:: Exercise data ::
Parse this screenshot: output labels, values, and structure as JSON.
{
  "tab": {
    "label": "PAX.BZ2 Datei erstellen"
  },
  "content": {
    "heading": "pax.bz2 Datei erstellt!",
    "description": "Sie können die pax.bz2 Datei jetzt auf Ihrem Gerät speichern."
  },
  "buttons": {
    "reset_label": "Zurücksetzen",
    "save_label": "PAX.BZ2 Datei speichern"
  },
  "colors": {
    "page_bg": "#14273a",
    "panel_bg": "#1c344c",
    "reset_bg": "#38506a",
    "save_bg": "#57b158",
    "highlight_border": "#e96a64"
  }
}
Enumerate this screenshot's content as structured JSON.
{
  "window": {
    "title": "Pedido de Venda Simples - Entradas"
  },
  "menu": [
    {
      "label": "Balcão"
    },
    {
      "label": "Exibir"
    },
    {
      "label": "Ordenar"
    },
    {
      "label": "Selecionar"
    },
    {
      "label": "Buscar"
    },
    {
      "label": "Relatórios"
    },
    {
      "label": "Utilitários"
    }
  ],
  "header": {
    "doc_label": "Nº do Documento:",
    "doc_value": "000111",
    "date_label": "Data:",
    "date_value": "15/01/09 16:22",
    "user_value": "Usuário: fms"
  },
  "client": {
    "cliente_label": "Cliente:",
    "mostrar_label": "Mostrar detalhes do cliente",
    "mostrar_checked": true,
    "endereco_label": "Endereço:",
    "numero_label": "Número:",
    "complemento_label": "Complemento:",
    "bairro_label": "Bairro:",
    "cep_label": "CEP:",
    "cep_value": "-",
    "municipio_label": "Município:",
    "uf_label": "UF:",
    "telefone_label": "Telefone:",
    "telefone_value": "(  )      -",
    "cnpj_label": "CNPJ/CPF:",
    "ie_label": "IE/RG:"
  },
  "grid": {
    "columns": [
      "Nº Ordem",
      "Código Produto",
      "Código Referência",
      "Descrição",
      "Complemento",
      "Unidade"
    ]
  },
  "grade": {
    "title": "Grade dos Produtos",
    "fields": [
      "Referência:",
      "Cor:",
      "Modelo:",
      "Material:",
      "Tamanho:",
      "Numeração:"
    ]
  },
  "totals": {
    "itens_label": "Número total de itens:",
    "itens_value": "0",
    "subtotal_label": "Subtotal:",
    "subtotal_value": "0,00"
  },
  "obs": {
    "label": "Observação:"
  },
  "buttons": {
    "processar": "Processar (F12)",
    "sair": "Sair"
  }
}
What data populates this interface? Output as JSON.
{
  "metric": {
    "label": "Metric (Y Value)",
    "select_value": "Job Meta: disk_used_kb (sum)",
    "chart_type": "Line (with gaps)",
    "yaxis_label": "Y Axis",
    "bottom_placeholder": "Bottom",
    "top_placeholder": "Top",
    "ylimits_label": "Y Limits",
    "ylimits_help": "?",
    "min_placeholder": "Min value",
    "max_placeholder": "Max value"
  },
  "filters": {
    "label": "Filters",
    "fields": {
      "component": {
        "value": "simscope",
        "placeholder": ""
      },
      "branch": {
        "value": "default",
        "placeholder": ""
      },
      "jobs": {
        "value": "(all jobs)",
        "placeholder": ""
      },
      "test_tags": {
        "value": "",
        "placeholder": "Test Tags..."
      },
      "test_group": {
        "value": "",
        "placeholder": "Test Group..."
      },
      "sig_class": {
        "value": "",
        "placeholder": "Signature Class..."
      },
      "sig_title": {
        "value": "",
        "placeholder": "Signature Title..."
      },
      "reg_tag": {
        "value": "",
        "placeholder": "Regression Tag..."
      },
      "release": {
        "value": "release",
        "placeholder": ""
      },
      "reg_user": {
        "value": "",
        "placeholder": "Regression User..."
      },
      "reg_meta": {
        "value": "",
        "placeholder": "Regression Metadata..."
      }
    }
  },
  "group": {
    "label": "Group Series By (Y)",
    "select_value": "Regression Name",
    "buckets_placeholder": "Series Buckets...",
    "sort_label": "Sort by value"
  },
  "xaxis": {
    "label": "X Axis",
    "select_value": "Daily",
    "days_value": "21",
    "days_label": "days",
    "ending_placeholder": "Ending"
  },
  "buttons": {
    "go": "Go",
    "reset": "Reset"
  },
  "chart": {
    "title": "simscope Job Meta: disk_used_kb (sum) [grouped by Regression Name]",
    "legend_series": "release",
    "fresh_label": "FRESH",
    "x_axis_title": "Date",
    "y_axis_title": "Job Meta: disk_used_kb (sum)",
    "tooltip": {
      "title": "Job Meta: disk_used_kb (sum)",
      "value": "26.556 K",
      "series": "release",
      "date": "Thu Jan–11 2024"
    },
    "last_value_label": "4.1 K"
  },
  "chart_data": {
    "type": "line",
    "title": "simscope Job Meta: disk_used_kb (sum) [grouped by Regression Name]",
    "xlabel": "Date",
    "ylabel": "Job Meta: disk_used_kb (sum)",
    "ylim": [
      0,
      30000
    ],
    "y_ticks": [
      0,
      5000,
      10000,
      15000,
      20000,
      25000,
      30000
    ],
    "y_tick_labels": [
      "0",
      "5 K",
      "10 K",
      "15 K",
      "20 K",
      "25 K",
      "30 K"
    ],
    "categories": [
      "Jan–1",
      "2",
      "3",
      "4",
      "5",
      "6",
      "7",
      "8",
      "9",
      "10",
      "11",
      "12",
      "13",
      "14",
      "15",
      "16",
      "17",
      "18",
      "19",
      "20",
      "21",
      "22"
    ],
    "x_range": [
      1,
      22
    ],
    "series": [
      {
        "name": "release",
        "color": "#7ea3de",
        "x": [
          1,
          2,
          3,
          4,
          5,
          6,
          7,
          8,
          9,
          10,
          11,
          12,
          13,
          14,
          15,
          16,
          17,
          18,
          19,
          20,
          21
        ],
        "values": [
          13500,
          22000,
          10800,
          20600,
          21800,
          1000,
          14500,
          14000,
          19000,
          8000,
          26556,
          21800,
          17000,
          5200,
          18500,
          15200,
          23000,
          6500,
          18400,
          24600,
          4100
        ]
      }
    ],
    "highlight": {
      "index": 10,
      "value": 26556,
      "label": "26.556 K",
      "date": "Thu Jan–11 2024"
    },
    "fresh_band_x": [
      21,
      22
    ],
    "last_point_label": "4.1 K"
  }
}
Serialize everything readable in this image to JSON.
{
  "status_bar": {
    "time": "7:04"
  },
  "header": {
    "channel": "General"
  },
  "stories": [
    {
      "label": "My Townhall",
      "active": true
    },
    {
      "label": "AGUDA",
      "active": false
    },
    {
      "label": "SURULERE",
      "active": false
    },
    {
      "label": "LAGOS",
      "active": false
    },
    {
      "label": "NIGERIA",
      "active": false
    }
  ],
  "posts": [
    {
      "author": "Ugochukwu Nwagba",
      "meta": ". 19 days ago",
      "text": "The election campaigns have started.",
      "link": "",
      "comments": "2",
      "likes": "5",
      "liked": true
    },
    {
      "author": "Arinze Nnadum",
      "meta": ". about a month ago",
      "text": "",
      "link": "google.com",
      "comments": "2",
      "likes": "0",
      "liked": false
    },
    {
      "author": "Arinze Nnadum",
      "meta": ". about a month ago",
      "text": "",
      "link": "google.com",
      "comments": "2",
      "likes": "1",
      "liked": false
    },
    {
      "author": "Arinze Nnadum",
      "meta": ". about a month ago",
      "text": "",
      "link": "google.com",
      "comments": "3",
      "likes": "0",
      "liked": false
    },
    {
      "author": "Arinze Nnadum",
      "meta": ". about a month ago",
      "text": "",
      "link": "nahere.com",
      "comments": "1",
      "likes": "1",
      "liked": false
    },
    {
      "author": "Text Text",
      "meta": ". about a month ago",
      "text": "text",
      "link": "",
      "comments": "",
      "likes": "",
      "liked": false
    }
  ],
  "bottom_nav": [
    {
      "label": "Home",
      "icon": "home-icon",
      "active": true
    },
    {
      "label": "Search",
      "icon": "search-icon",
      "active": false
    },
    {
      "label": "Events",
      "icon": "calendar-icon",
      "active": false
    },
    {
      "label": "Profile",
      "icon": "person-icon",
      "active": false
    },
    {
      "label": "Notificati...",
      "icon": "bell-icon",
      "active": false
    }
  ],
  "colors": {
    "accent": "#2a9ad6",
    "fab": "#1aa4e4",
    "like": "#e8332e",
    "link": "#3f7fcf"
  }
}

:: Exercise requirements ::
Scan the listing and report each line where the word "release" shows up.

:: Exercise answer ::
      "release": {
        "value": "release",
    "legend_series": "release",
      "series": "release",
        "name": "release",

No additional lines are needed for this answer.